[Website and app data records]
++++++++++

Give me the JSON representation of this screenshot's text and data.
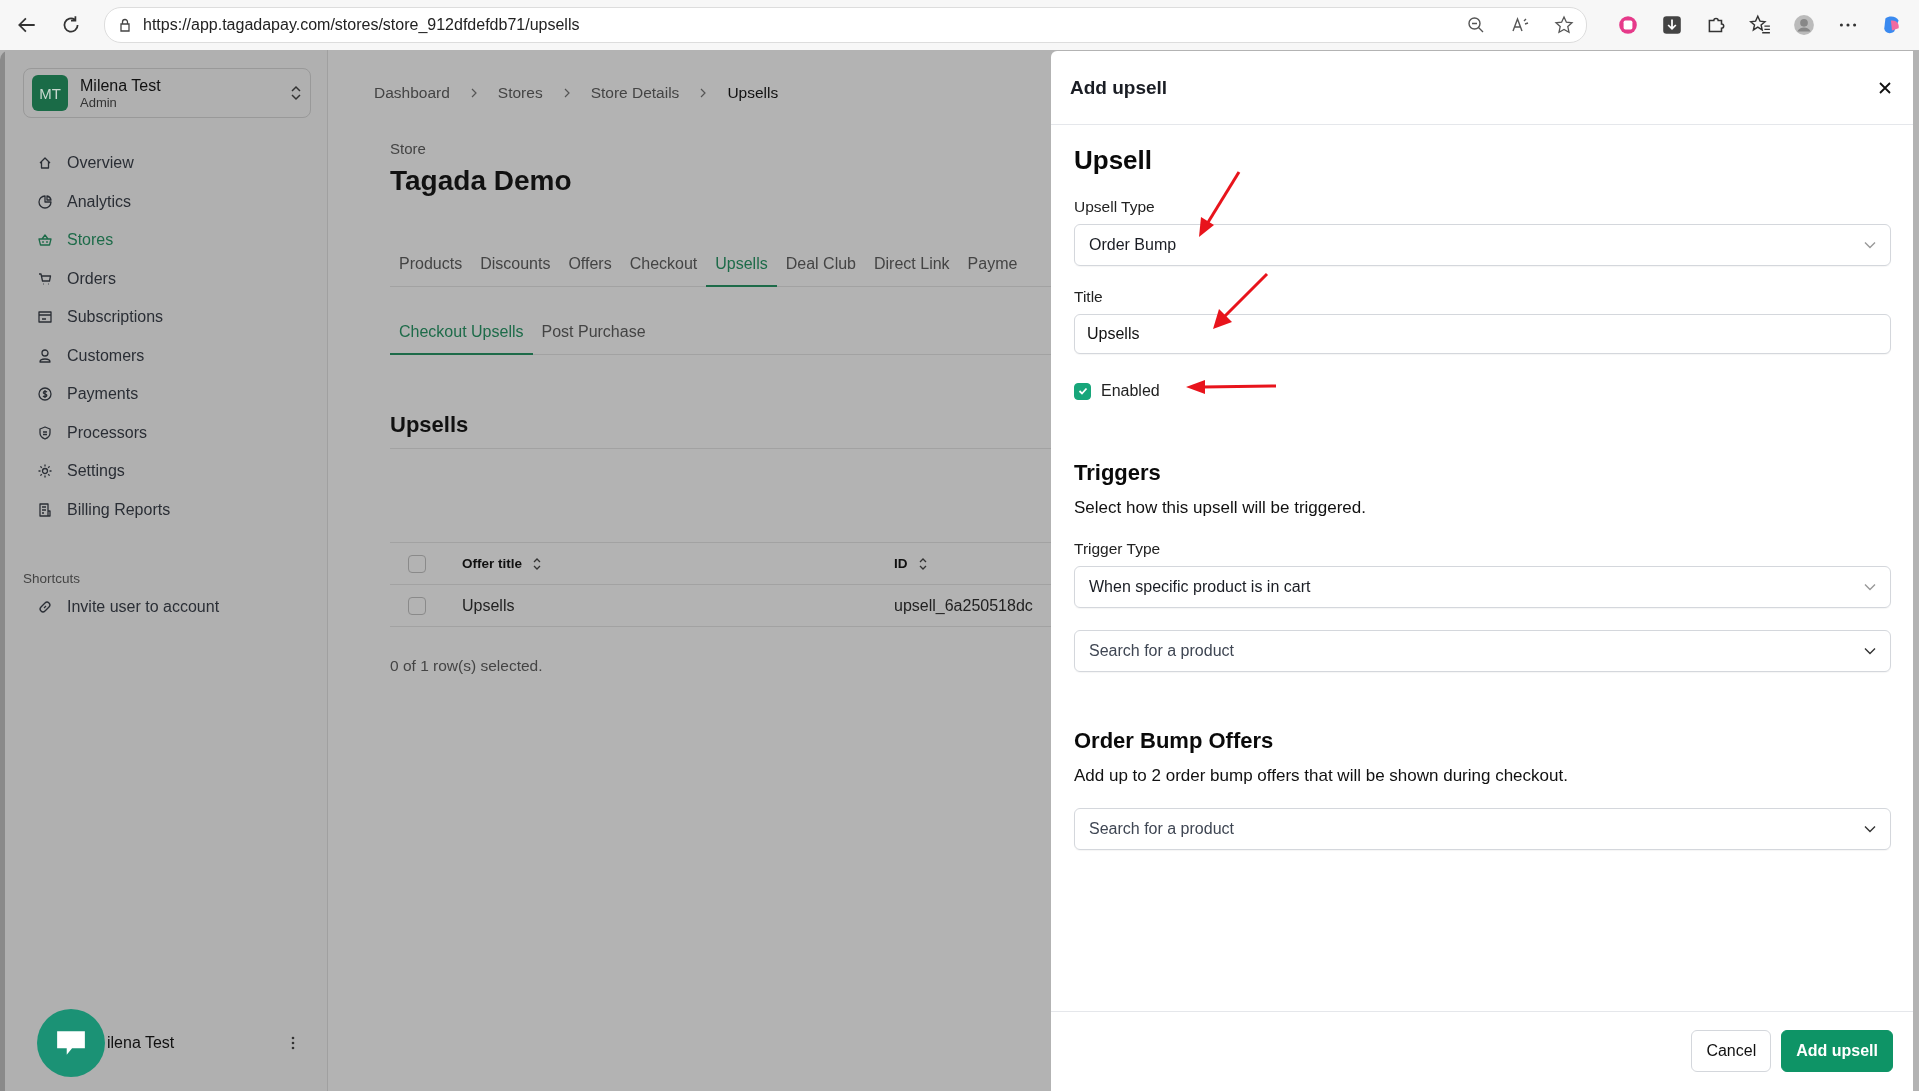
{
  "browser": {
    "url": "https://app.tagadapay.com/stores/store_912dfdefdb71/upsells"
  },
  "sidebar": {
    "account": {
      "initials": "MT",
      "name": "Milena Test",
      "role": "Admin"
    },
    "nav": [
      {
        "label": "Overview",
        "selected": false
      },
      {
        "label": "Analytics",
        "selected": false
      },
      {
        "label": "Stores",
        "selected": true
      },
      {
        "label": "Orders",
        "selected": false
      },
      {
        "label": "Subscriptions",
        "selected": false
      },
      {
        "label": "Customers",
        "selected": false
      },
      {
        "label": "Payments",
        "selected": false
      },
      {
        "label": "Processors",
        "selected": false
      },
      {
        "label": "Settings",
        "selected": false
      },
      {
        "label": "Billing Reports",
        "selected": false
      }
    ],
    "shortcuts_title": "Shortcuts",
    "shortcuts": [
      {
        "label": "Invite user to account"
      }
    ],
    "footer_user": "ilena Test"
  },
  "main": {
    "breadcrumb": [
      "Dashboard",
      "Stores",
      "Store Details",
      "Upsells"
    ],
    "store_label": "Store",
    "store_name": "Tagada Demo",
    "tabs": [
      {
        "label": "Products",
        "selected": false
      },
      {
        "label": "Discounts",
        "selected": false
      },
      {
        "label": "Offers",
        "selected": false
      },
      {
        "label": "Checkout",
        "selected": false
      },
      {
        "label": "Upsells",
        "selected": true
      },
      {
        "label": "Deal Club",
        "selected": false
      },
      {
        "label": "Direct Link",
        "selected": false
      },
      {
        "label": "Payme",
        "selected": false
      }
    ],
    "subtabs": [
      {
        "label": "Checkout Upsells",
        "selected": true
      },
      {
        "label": "Post Purchase",
        "selected": false
      }
    ],
    "section_title": "Upsells",
    "table": {
      "header_checked": false,
      "columns": [
        "Offer title",
        "ID"
      ],
      "rows": [
        {
          "checked": false,
          "cells": [
            "Upsells",
            "upsell_6a250518dc"
          ]
        }
      ]
    },
    "selection_note": "0 of 1 row(s) selected."
  },
  "drawer": {
    "title": "Add upsell",
    "sections": [
      {
        "heading": "Upsell",
        "fields": [
          {
            "kind": "select",
            "label": "Upsell Type",
            "value": "Order Bump"
          },
          {
            "kind": "text",
            "label": "Title",
            "value": "Upsells"
          },
          {
            "kind": "checkbox",
            "label": "Enabled",
            "checked": true
          }
        ]
      },
      {
        "heading": "Triggers",
        "description": "Select how this upsell will be triggered.",
        "fields": [
          {
            "kind": "select",
            "label": "Trigger Type",
            "value": "When specific product is in cart"
          },
          {
            "kind": "select",
            "placeholder": "Search for a product"
          }
        ]
      },
      {
        "heading": "Order Bump Offers",
        "description": "Add up to 2 order bump offers that will be shown during checkout.",
        "fields": [
          {
            "kind": "select",
            "placeholder": "Search for a product"
          }
        ]
      }
    ],
    "buttons": [
      {
        "label": "Cancel",
        "kind": "secondary"
      },
      {
        "label": "Add upsell",
        "kind": "primary"
      }
    ]
  }
}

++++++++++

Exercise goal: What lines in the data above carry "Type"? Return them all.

Response to the exercise:
            "label": "Upsell Type",
            "label": "Trigger Type",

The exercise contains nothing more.